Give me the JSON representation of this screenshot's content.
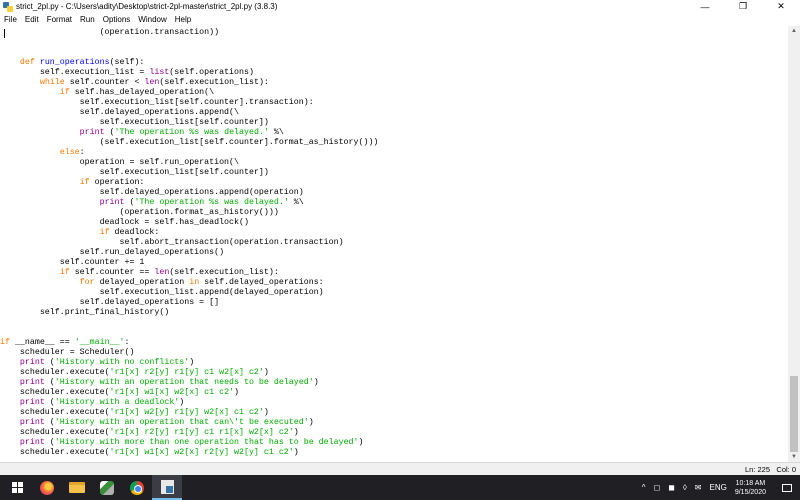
{
  "window": {
    "title": "strict_2pl.py - C:\\Users\\adity\\Desktop\\strict-2pl-master\\strict_2pl.py (3.8.3)",
    "controls": {
      "minimize": "—",
      "maximize": "❐",
      "close": "✕"
    }
  },
  "menu": [
    "File",
    "Edit",
    "Format",
    "Run",
    "Options",
    "Window",
    "Help"
  ],
  "editor": {
    "lines": [
      [
        [
          "",
          "                    (operation.transaction))"
        ]
      ],
      [
        [
          "",
          ""
        ]
      ],
      [
        [
          "",
          ""
        ]
      ],
      [
        [
          "",
          "    "
        ],
        [
          "kw",
          "def "
        ],
        [
          "fn",
          "run_operations"
        ],
        [
          "",
          "(self):"
        ]
      ],
      [
        [
          "",
          "        self.execution_list = "
        ],
        [
          "bi",
          "list"
        ],
        [
          "",
          "(self.operations)"
        ]
      ],
      [
        [
          "",
          "        "
        ],
        [
          "kw",
          "while"
        ],
        [
          "",
          " self.counter < "
        ],
        [
          "bi",
          "len"
        ],
        [
          "",
          "(self.execution_list):"
        ]
      ],
      [
        [
          "",
          "            "
        ],
        [
          "kw",
          "if"
        ],
        [
          "",
          " self.has_delayed_operation(\\"
        ]
      ],
      [
        [
          "",
          "                self.execution_list[self.counter].transaction):"
        ]
      ],
      [
        [
          "",
          "                self.delayed_operations.append(\\"
        ]
      ],
      [
        [
          "",
          "                    self.execution_list[self.counter])"
        ]
      ],
      [
        [
          "",
          "                "
        ],
        [
          "bi",
          "print"
        ],
        [
          "",
          " ("
        ],
        [
          "st",
          "'The operation %s was delayed.'"
        ],
        [
          "",
          " %\\"
        ]
      ],
      [
        [
          "",
          "                    (self.execution_list[self.counter].format_as_history()))"
        ]
      ],
      [
        [
          "",
          "            "
        ],
        [
          "kw",
          "else"
        ],
        [
          "",
          ":"
        ]
      ],
      [
        [
          "",
          "                operation = self.run_operation(\\"
        ]
      ],
      [
        [
          "",
          "                    self.execution_list[self.counter])"
        ]
      ],
      [
        [
          "",
          "                "
        ],
        [
          "kw",
          "if"
        ],
        [
          "",
          " operation:"
        ]
      ],
      [
        [
          "",
          "                    self.delayed_operations.append(operation)"
        ]
      ],
      [
        [
          "",
          "                    "
        ],
        [
          "bi",
          "print"
        ],
        [
          "",
          " ("
        ],
        [
          "st",
          "'The operation %s was delayed.'"
        ],
        [
          "",
          " %\\"
        ]
      ],
      [
        [
          "",
          "                        (operation.format_as_history()))"
        ]
      ],
      [
        [
          "",
          "                    deadlock = self.has_deadlock()"
        ]
      ],
      [
        [
          "",
          "                    "
        ],
        [
          "kw",
          "if"
        ],
        [
          "",
          " deadlock:"
        ]
      ],
      [
        [
          "",
          "                        self.abort_transaction(operation.transaction)"
        ]
      ],
      [
        [
          "",
          "                self.run_delayed_operations()"
        ]
      ],
      [
        [
          "",
          "            self.counter += 1"
        ]
      ],
      [
        [
          "",
          "            "
        ],
        [
          "kw",
          "if"
        ],
        [
          "",
          " self.counter == "
        ],
        [
          "bi",
          "len"
        ],
        [
          "",
          "(self.execution_list):"
        ]
      ],
      [
        [
          "",
          "                "
        ],
        [
          "kw",
          "for"
        ],
        [
          "",
          " delayed_operation "
        ],
        [
          "kw",
          "in"
        ],
        [
          "",
          " self.delayed_operations:"
        ]
      ],
      [
        [
          "",
          "                    self.execution_list.append(delayed_operation)"
        ]
      ],
      [
        [
          "",
          "                self.delayed_operations = []"
        ]
      ],
      [
        [
          "",
          "        self.print_final_history()"
        ]
      ],
      [
        [
          "",
          ""
        ]
      ],
      [
        [
          "",
          ""
        ]
      ],
      [
        [
          "kw",
          "if"
        ],
        [
          "",
          " __name__ == "
        ],
        [
          "st",
          "'__main__'"
        ],
        [
          "",
          ":"
        ]
      ],
      [
        [
          "",
          "    scheduler = Scheduler()"
        ]
      ],
      [
        [
          "",
          "    "
        ],
        [
          "bi",
          "print"
        ],
        [
          "",
          " ("
        ],
        [
          "st",
          "'History with no conflicts'"
        ],
        [
          "",
          ")"
        ]
      ],
      [
        [
          "",
          "    scheduler.execute("
        ],
        [
          "st",
          "'r1[x] r2[y] r1[y] c1 w2[x] c2'"
        ],
        [
          "",
          ")"
        ]
      ],
      [
        [
          "",
          "    "
        ],
        [
          "bi",
          "print"
        ],
        [
          "",
          " ("
        ],
        [
          "st",
          "'History with an operation that needs to be delayed'"
        ],
        [
          "",
          ")"
        ]
      ],
      [
        [
          "",
          "    scheduler.execute("
        ],
        [
          "st",
          "'r1[x] w1[x] w2[x] c1 c2'"
        ],
        [
          "",
          ")"
        ]
      ],
      [
        [
          "",
          "    "
        ],
        [
          "bi",
          "print"
        ],
        [
          "",
          " ("
        ],
        [
          "st",
          "'History with a deadlock'"
        ],
        [
          "",
          ")"
        ]
      ],
      [
        [
          "",
          "    scheduler.execute("
        ],
        [
          "st",
          "'r1[x] w2[y] r1[y] w2[x] c1 c2'"
        ],
        [
          "",
          ")"
        ]
      ],
      [
        [
          "",
          "    "
        ],
        [
          "bi",
          "print"
        ],
        [
          "",
          " ("
        ],
        [
          "st",
          "'History with an operation that can\\'t be executed'"
        ],
        [
          "",
          ")"
        ]
      ],
      [
        [
          "",
          "    scheduler.execute("
        ],
        [
          "st",
          "'r1[x] r2[y] r1[y] c1 r1[x] w2[x] c2'"
        ],
        [
          "",
          ")"
        ]
      ],
      [
        [
          "",
          "    "
        ],
        [
          "bi",
          "print"
        ],
        [
          "",
          " ("
        ],
        [
          "st",
          "'History with more than one operation that has to be delayed'"
        ],
        [
          "",
          ")"
        ]
      ],
      [
        [
          "",
          "    scheduler.execute("
        ],
        [
          "st",
          "'r1[x] w1[x] w2[x] r2[y] w2[y] c1 c2'"
        ],
        [
          "",
          ")"
        ]
      ]
    ]
  },
  "status": {
    "line": "Ln: 225",
    "col": "Col: 0"
  },
  "taskbar": {
    "apps": [
      "start",
      "firefox",
      "file-explorer",
      "app",
      "chrome",
      "idle-python"
    ],
    "tray_icons": [
      "^",
      "◻",
      "◼",
      "◊",
      "✉",
      "ENG"
    ],
    "time": "10:18 AM",
    "date": "9/15/2020"
  },
  "colors": {
    "keyword": "#ff7700",
    "function_name": "#0000ff",
    "builtin": "#900090",
    "string": "#00aa00",
    "taskbar_bg": "#1f1f24"
  }
}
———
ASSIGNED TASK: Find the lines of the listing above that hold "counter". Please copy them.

WRITTEN REPLY:
          " self.counter < "
          "                self.execution_list[self.counter].transaction):"
          "                    self.execution_list[self.counter])"
          "                    (self.execution_list[self.counter].format_as_history()))"
          "                    self.execution_list[self.counter])"
          "            self.counter += 1"
          " self.counter == "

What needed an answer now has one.